Thursday, December 3, 2009

Celebrity Brands - Should Celebrities Be Better Examples?

Celebrities have powerful brands much like companies and products. Should celebrities be expected to have a higher standard of moral behavior, the same as everyday people or lesser standards because they have more power and money than the average Joe?

By now we've all heard about Tiger Wood's affair(s). Is it really that surprising? While he is a genius on the golf course he is still merely human. And apparently a human who makes bad decisions much like Kobe Bryant, Bill Clinton, David Letterman, Madonna, and all the others who have harmed their marriages because they didn't control their urges. Or what about Michael Phelps and Amy Winehouse - both talented individuals who indulged themselves in recreational drug use? Or what about Snoop Dogg and other celebrities that have been arrested for violent behaviors?

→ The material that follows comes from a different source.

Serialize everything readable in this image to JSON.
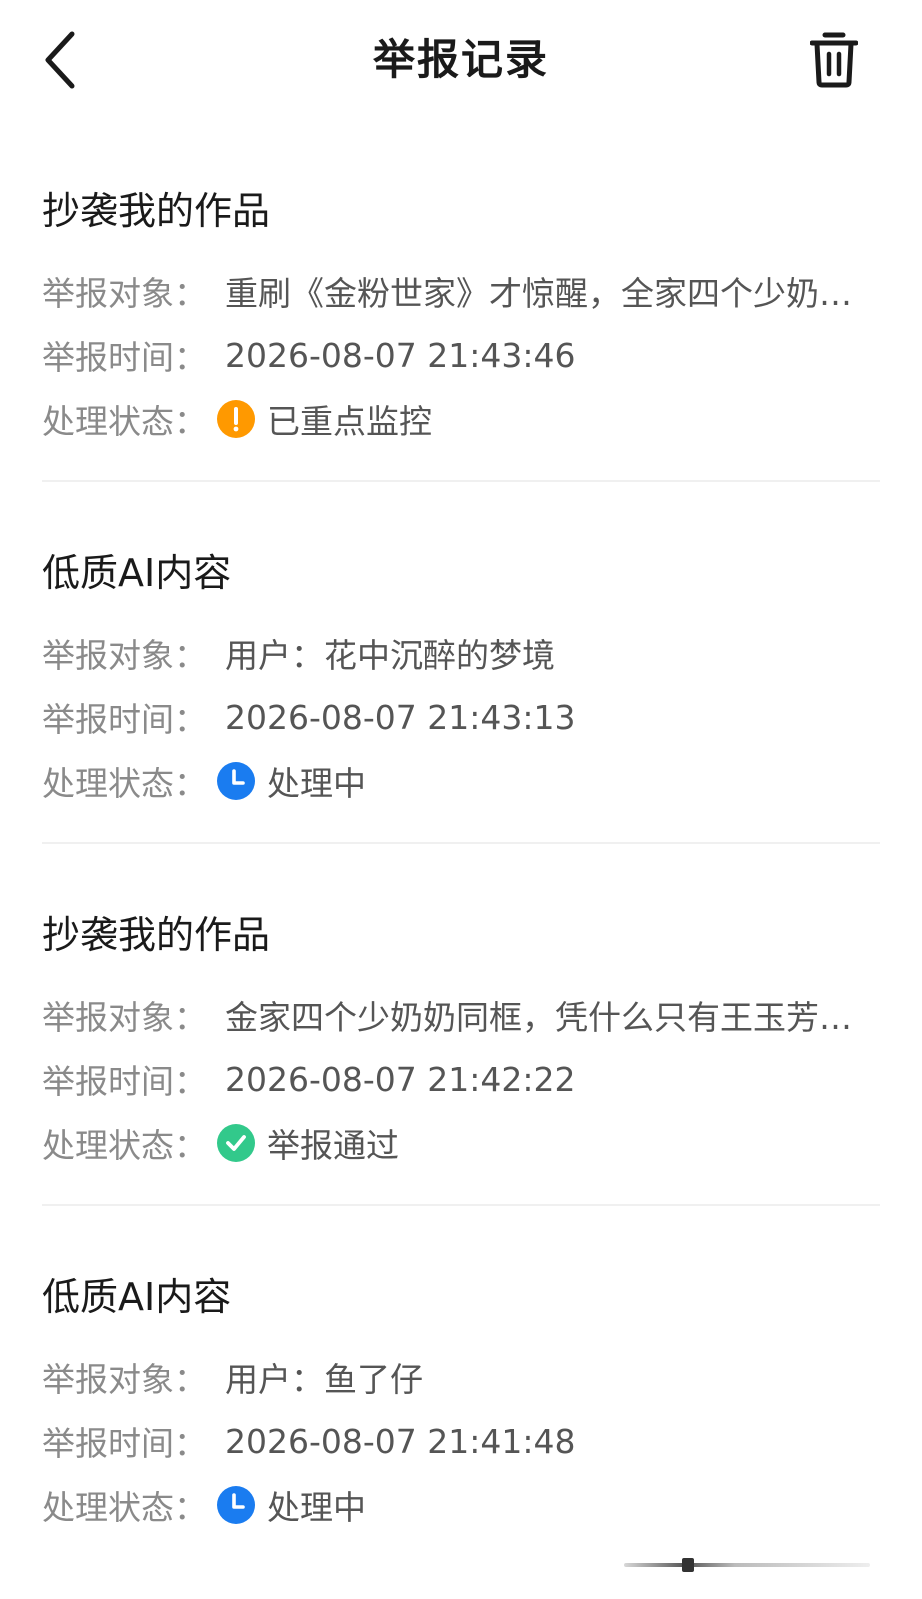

Does the fact that these celebrities have problems make us relate to them more? Does it affect our own views of what is and is not acceptable or moral behavior? I can't say and it's not my position to judge people only to ask if celebrity brands affect us.

1 comment:

  1. Celebrity brands effect our culture. We may or may not feel the effect on ourselves personally, but collectively the culture we see and how we respond to it effects us all. We are all influenced by (and influence) the opinions, words and actions of those around us to some degree. What celebrities do with their lives, and how you and I process it (like right now in this blog) is part of that mix.

    Celebrities like Tiger Woods are modern day equivalent of "Heroes": They live larger than life life and crash larger than life… they're surreal. We can't PERSONALLY expect them to be super human (either super-heroes or super-villains) but that is the role that we cast them in and that is the role they live out for all to see. CULTURALLY, it IS EXACTLY what we expect.

    Does any of this help me relate to Tiger Woods more? I can't relate to him at all, I don't even know who he is - just the comic book of a "Brand" that surrounds him. I can only imagine that he is a relatable person down under all that somewhere.

    Wouldn't it be nice if "Personal Brands" really helped us connect with PEOPLE and not caricatures? I guess culturally we must find that too boring.